- Draw your shoulder blades down your back, shoulders away from your ears to stabilize your scapulae.
- Exhale, draw your belly button in, and contract your abdominals.
- On your next exhale, slowly straighten one knee, sliding your heel along the floor. Keep your spine and pelvis still.
- As you inhale, bring your knee slowly back to starting position.
- Repeat on the other leg.
- Repeat for 5 repetitions on each leg. Focus on remaining stable through the pelvis and using the lower abdominals to move the leg.
- Start lying on your back with knees bent and feet flat on the floor. Place your arms straight beside your body with palms down.

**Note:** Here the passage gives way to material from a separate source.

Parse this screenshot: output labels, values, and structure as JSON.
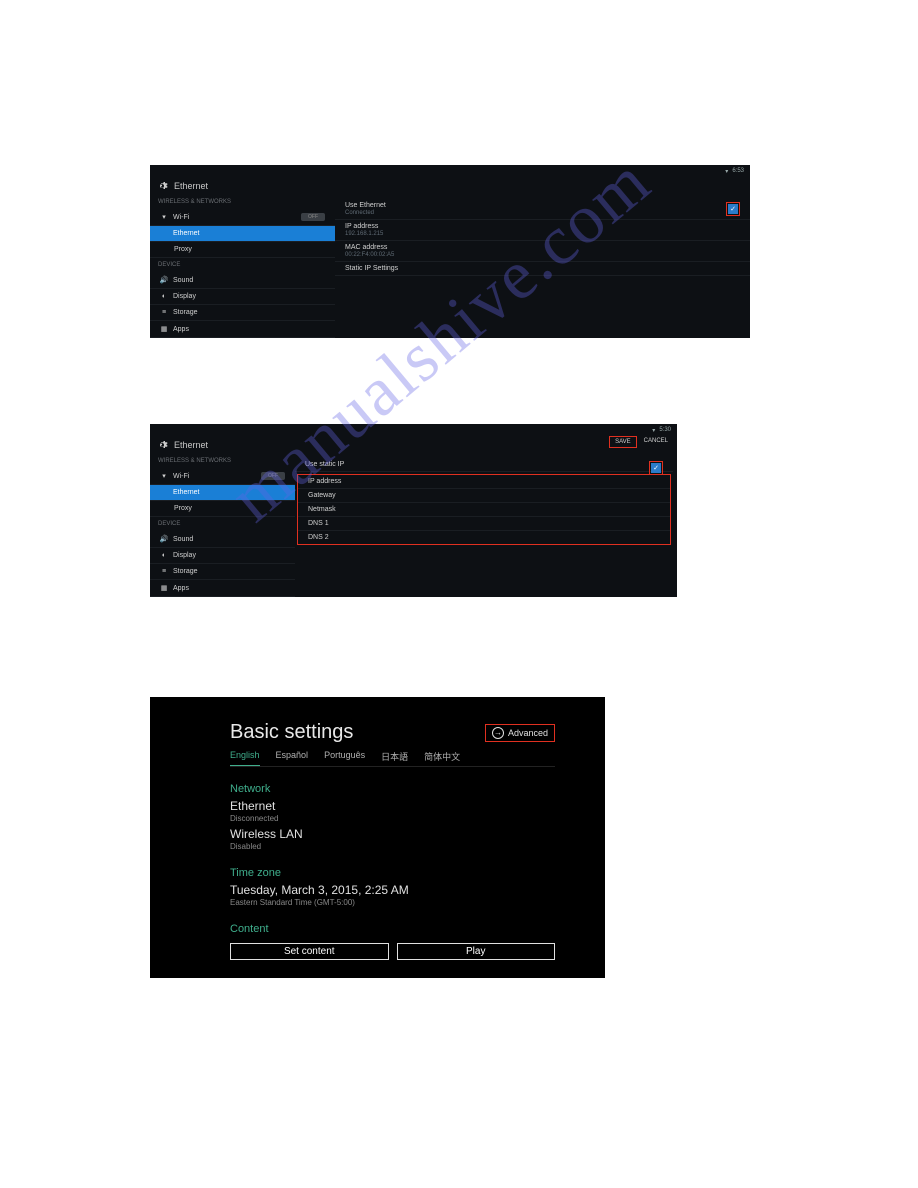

- Inhale and reach your arms back toward your ears. Think about your ribs softening, stabilizing through the rib cage, and pulling your belly in to support the core. You want to isolate the movement of the arms without arching the back.
- Exhale and bring your arms back down to your side, maintaining stabilization through the torso.
- Repeat 3 to 5 times.
According to physical therapist Gabrielle Shirer, an important consideration when creating a Pilates program for fibromyalgia is to keep repetitions to a minimum.
Because people with fibromyalgia can fatigue faster, it’s best to keep muscles comfortable during all phases of exercise. Consider having individuals perform exercises at a slightly slower pace for a shorter duration.
Always consult your doctor before starting a new exercise program. Personalized programs and one-on-one teaching from a certified Pilates instructor are best for people with fibromyalgia due to the individualized nature of the condition.
Proper posture and technique are key to finding success with Pilates and eliminating unnecessary pain or injury.
Pilates can be a great low impact exercise for people living with fibromyalgia. Deep breathing helps oxygenate the muscles, and a focus on the mind-body connection can help improve concentration and increase body awareness, and may help decrease symptoms of fibromyalgia.
Natasha is the owner of Fit Mama Santa Barbara and is a licensed and registered occupational therapist and wellness coach. She’s been working with clients of all ages and fitness levels for the past 10 years in a variety of settings. She’s an avid blogger and freelance writer and enjoys spending time at the beach, working out, taking her dog on hikes, and playing with her family.